- Collateral: Information on client collateral as it relates to creating or obtaining credit is known as collateral.
- Financial information: Information on a customer’s company’s health, including profits, losses, and cash flow.
- Guarantors: Information on third parties who are prepared to guarantee customer credit.
- References: Details about the individuals who act like the customer’s references.
- Trade references: References from businesses in the same industry that offer statements about the customer’s creditworthiness.
- Venture financing: Details about customer investment financing.
- Additional: For user-defined categories and values, additional data points are accessible.
Comparison: Data point vs data set
Data sets are collections of one or more data objects (including tables) that are grouped together either because they are kept in the same location OR because they are connected to the same subject. Data sets are not just collections of data tables.
We’ve already discussed data points in data tables and demonstrated how one point equals one cell. All of the data objects that make up a data collection are subject to the same logic.
One point corresponds to one cell in an array, record, or set. Points also stand-in for 1 cell when an object with pointers is expressed as a dimension. A scalar object’s single scalar value is referred to as a data point.
There are no data points in files or schemas. This is because these things are of that sort. In certain ways, a file could be seen as a non-data object because it is code created to guarantee the correct structure of another data item.
Schemas are summaries of other things, and they completely ignore points in order to convey object information fast.
Comparison: Data point vs data attribute
A data dimension and a data attribute are the same things. It is the column header in a table. Wing color is an attribute in the butterfly data example.
Consequently, a data point is a single value entry for an attribute.
Comparison: Data point vs data field
The terms “data field” and “data attribute” are interchangeable, however, they are applied in slightly different contexts. In a table, “field” typically refers to the column itself, whereas “attribute” typically refers to the column when we’re discussing a particular row.
As opposed to saying “the Color of Wings attributes for Monarch butterflied is orange,” you may say “the Color of Wings is a data field.”
In the context of programming languages, “field” also has a technical meaning that “attribute” does not.
Comparison: Unit of observation vs a unit of analysis
The distinction between units of observation and units of analysis is the most frequent source of misunderstanding regarding data points.
After data has been analyzed and aggregated, the single rows that remain in a data table are the units of analysis.
Each row that acts as a grouping of data points in the basic data set is a unit of observation.
Big data requires the removal of original data for analytical reasons, however, there is disagreement over when this should and shouldn’t be done.
The word “point” serves as a reminder that any dataset is essentially a type of “space.” A “data point” would actually be a spot within a conventional three-dimensional space that has specified coordinates so that you could “point” to it. You may indicate that location and the precise moment at which it was thereby including a time coordinate.

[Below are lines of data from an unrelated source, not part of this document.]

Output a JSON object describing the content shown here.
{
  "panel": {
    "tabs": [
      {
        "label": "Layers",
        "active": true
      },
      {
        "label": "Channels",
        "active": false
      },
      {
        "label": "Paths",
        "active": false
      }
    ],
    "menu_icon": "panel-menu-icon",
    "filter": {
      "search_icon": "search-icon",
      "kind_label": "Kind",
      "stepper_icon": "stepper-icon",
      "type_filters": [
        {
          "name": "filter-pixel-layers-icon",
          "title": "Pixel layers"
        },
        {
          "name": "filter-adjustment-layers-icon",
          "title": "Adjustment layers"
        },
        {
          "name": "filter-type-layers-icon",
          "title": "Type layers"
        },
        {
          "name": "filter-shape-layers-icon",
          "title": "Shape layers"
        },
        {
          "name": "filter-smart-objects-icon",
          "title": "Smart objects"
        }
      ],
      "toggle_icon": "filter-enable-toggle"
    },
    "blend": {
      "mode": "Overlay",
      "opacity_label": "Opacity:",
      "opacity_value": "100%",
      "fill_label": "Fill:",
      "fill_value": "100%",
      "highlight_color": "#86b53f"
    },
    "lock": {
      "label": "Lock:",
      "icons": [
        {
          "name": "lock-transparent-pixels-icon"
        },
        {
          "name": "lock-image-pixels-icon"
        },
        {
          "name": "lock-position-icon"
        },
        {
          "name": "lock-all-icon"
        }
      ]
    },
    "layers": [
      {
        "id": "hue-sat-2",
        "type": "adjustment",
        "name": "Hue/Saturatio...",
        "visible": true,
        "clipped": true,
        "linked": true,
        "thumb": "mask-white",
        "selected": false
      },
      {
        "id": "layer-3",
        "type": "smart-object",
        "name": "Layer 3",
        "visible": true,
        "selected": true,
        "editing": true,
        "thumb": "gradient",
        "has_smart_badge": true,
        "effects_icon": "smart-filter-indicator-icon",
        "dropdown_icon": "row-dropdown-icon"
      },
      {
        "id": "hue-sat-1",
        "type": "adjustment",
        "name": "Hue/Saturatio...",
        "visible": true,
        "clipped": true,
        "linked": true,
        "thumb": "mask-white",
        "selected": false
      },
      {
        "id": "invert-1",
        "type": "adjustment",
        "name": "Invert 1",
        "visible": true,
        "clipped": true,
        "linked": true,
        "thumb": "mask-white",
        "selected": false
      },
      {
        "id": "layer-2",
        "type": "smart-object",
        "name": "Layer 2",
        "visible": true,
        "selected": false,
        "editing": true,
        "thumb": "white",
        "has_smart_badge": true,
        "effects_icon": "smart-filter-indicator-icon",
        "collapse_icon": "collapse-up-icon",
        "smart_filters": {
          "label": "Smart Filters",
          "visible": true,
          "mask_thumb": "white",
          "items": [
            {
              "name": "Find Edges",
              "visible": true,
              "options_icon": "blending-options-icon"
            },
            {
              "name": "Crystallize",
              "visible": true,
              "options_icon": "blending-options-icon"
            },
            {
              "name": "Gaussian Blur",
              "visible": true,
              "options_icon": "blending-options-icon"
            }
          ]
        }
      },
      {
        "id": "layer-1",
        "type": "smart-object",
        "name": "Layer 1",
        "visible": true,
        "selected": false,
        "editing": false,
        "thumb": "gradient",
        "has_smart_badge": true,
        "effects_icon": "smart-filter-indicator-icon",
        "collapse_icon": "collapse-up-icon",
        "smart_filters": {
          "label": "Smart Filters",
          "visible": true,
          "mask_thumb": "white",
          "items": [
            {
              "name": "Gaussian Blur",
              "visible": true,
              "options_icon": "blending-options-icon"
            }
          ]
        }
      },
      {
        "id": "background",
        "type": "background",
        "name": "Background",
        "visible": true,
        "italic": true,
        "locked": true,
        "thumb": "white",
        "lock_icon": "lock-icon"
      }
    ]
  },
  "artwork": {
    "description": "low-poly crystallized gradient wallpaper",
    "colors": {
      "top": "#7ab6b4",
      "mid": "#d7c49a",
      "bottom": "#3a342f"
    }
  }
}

We advise you to check out and learn how object storage helps address unstructured data’s increased security risks.